=== Begin Enclosure ===

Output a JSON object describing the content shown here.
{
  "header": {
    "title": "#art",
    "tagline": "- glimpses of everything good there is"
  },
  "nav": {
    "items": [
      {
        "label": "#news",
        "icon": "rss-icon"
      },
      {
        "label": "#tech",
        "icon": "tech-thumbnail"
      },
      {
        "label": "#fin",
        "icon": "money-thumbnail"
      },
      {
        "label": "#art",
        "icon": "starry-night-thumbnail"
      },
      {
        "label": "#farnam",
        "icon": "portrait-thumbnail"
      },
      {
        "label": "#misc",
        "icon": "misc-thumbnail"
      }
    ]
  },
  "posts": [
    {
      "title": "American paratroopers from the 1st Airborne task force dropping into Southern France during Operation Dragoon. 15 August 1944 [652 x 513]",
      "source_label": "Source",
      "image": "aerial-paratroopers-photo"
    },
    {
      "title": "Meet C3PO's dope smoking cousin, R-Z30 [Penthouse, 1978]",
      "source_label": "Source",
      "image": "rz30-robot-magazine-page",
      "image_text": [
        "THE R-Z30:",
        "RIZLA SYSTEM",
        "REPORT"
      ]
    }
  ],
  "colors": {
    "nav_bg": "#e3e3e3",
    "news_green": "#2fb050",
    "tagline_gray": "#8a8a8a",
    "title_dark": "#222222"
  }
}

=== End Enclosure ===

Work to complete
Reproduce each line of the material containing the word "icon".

Solved exercise
        "icon": "rss-icon"
        "icon": "tech-thumbnail"
        "icon": "money-thumbnail"
        "icon": "starry-night-thumbnail"
        "icon": "portrait-thumbnail"
        "icon": "misc-thumbnail"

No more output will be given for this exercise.